EXERCISE INSTRUCTIONS: Retrieve each line that contains the word "domain" from the entries below.

INFORMATION GIVEN:
"""

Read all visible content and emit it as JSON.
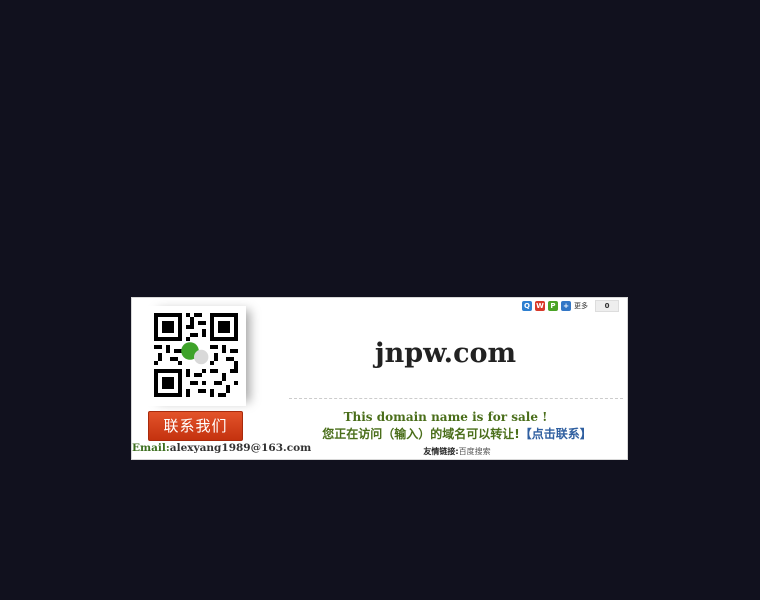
{
  "page": {
    "background": "#11111e"
  },
  "contact": {
    "button_label": "联系我们",
    "email_label": "Email:",
    "email_value": "alexyang1989@163.com"
  },
  "share": {
    "more_label": "更多",
    "count": "0",
    "icons": [
      "qzone-icon",
      "weibo-icon",
      "pengyou-icon",
      "tqq-icon"
    ]
  },
  "domain": {
    "name": "jnpw.com"
  },
  "sale": {
    "english": "This domain name is for sale !",
    "chinese": "您正在访问（输入）的域名可以转让!",
    "contact_link": "【点击联系】"
  },
  "friend_links": {
    "label": "友情链接:",
    "items": [
      "百度搜索"
    ]
  },
  "colors": {
    "accent_green": "#4a6e1a",
    "button_red": "#d4441b",
    "link_blue": "#2f5fa0"
  }
}
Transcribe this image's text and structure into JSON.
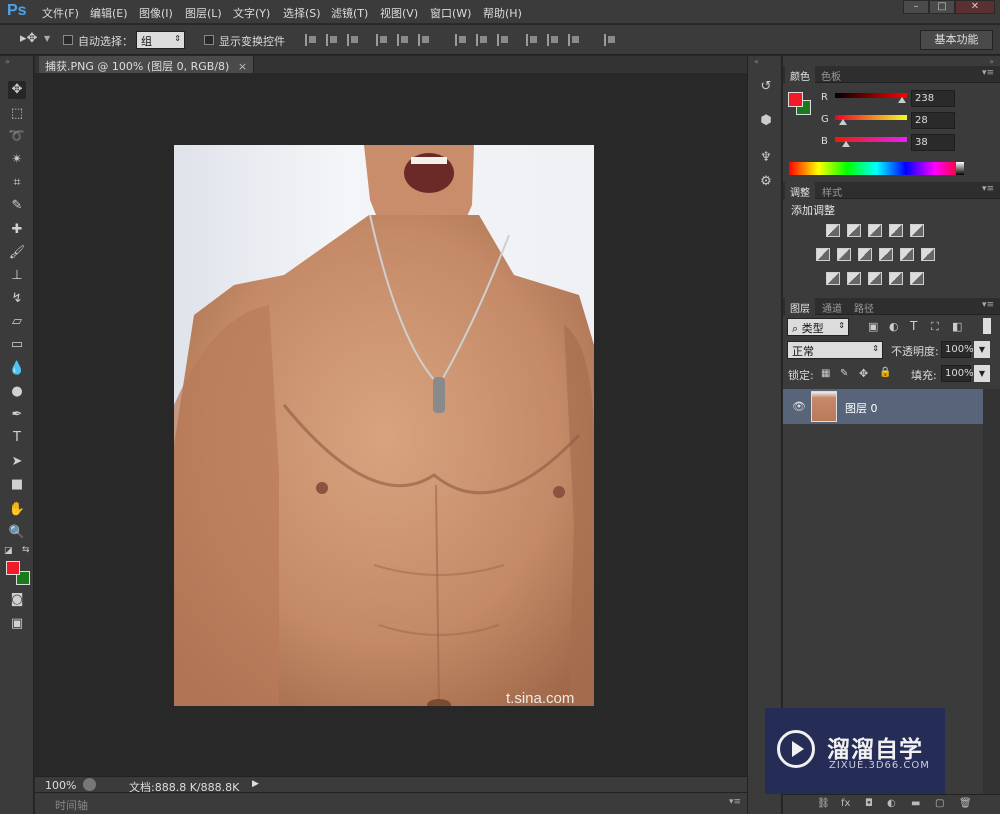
{
  "app": {
    "logo": "Ps"
  },
  "menu": [
    "文件(F)",
    "编辑(E)",
    "图像(I)",
    "图层(L)",
    "文字(Y)",
    "选择(S)",
    "滤镜(T)",
    "视图(V)",
    "窗口(W)",
    "帮助(H)"
  ],
  "window_controls": {
    "minimize": "–",
    "maximize": "□",
    "close": "✕"
  },
  "options_bar": {
    "auto_select_label": "自动选择：",
    "auto_select_value": "组",
    "show_transform_label": "显示变换控件",
    "workspace": "基本功能"
  },
  "document": {
    "tab_title": "捕获.PNG @ 100% (图层 0, RGB/8)",
    "tab_close": "×",
    "watermark_text": "t.sina.com"
  },
  "status": {
    "zoom": "100%",
    "doc_info": "文档:888.8 K/888.8K",
    "timeline": "时间轴"
  },
  "color_panel": {
    "tabs": [
      "颜色",
      "色板"
    ],
    "fg": "#ee1c26",
    "bg": "#1b7a1b",
    "channels": [
      {
        "label": "R",
        "value": "238",
        "fraction": 0.93
      },
      {
        "label": "G",
        "value": "28",
        "fraction": 0.11
      },
      {
        "label": "B",
        "value": "38",
        "fraction": 0.15
      }
    ]
  },
  "adjustments_panel": {
    "tabs": [
      "调整",
      "样式"
    ],
    "title": "添加调整"
  },
  "layers_panel": {
    "tabs": [
      "图层",
      "通道",
      "路径"
    ],
    "filter": "类型",
    "blend_mode": "正常",
    "opacity_label": "不透明度:",
    "opacity_value": "100%",
    "lock_label": "锁定:",
    "fill_label": "填充:",
    "fill_value": "100%",
    "layer_name": "图层 0"
  },
  "logo_watermark": {
    "main": "溜溜自学",
    "sub": "ZIXUE.3D66.COM"
  },
  "colors": {
    "accent": "#4da3e8",
    "layer_selected": "#58647a",
    "logo_bg": "#242d5a"
  }
}
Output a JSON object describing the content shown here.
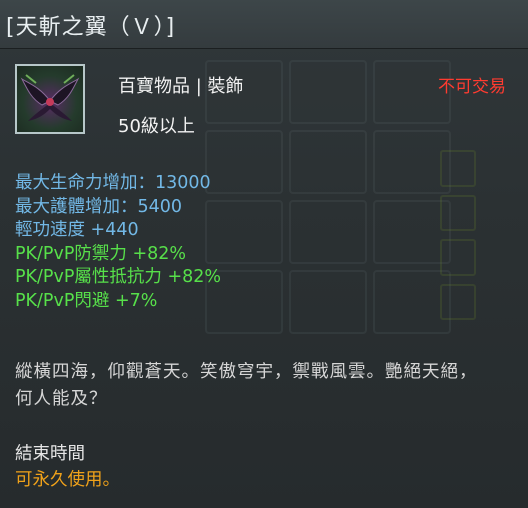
{
  "title": "[天斬之翼（Ｖ）]",
  "item": {
    "icon": "wings-item-icon",
    "category": "百寶物品 | 裝飾",
    "trade_status": "不可交易",
    "level_requirement": "50級以上"
  },
  "stats": [
    {
      "text": "最大生命力增加：13000",
      "color": "blue"
    },
    {
      "text": "最大護體增加：5400",
      "color": "blue"
    },
    {
      "text": "輕功速度 +440",
      "color": "blue"
    },
    {
      "text": "PK/PvP防禦力 +82%",
      "color": "green"
    },
    {
      "text": "PK/PvP屬性抵抗力 +82%",
      "color": "green"
    },
    {
      "text": "PK/PvP閃避 +7%",
      "color": "green"
    }
  ],
  "description": "縱橫四海，仰觀蒼天。笑傲穹宇，禦戰風雲。艷絕天絕，何人能及？",
  "end_time": {
    "label": "結束時間",
    "value": "可永久使用。"
  },
  "colors": {
    "stat_blue": "#72b8e6",
    "stat_green": "#57e04a",
    "trade_red": "#ff3b30",
    "end_value_orange": "#f0a21a"
  }
}
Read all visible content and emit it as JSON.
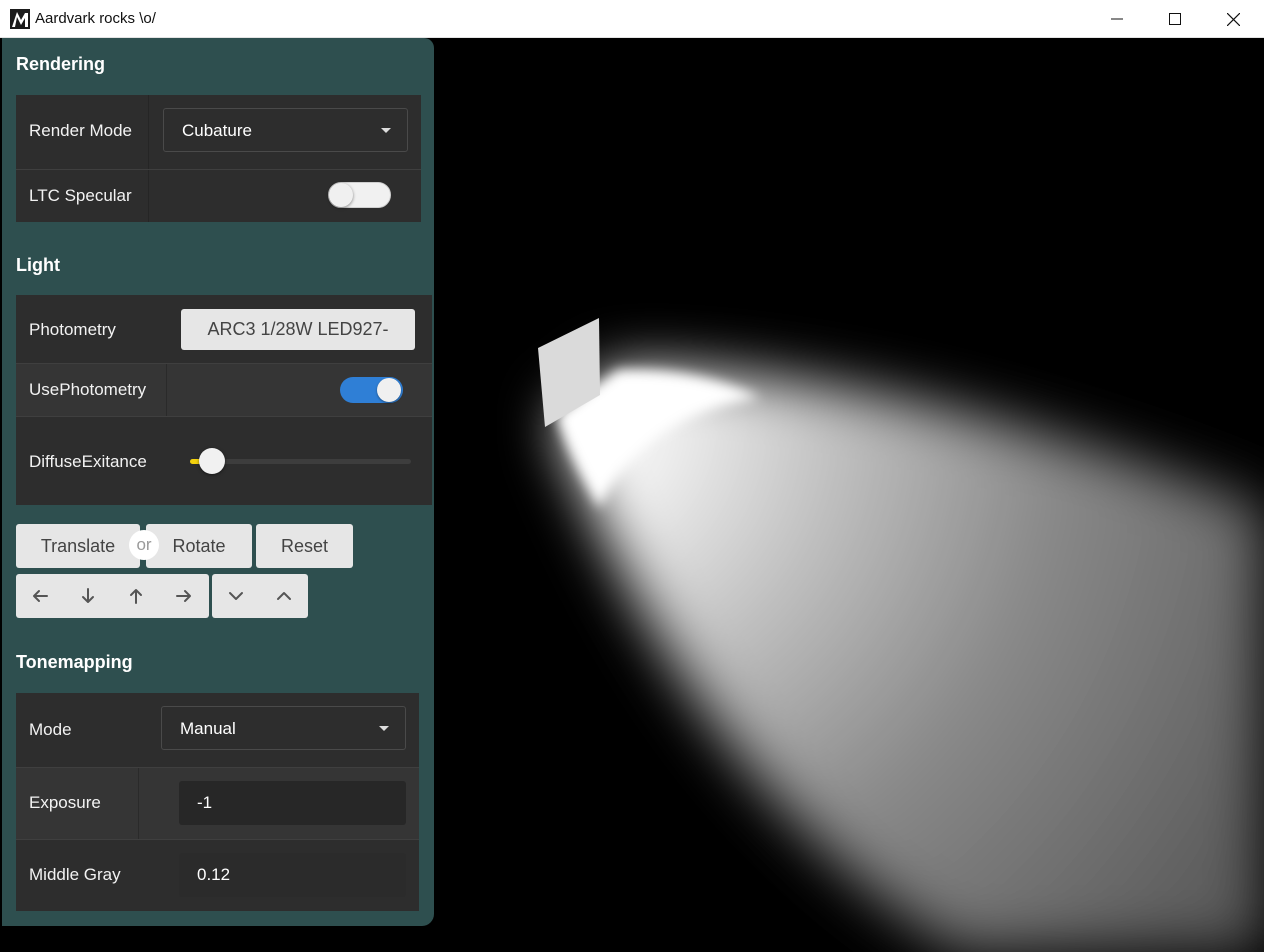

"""

WRITTEN ANSWER:
  "domain": {
    "english": "This domain name is for sale !",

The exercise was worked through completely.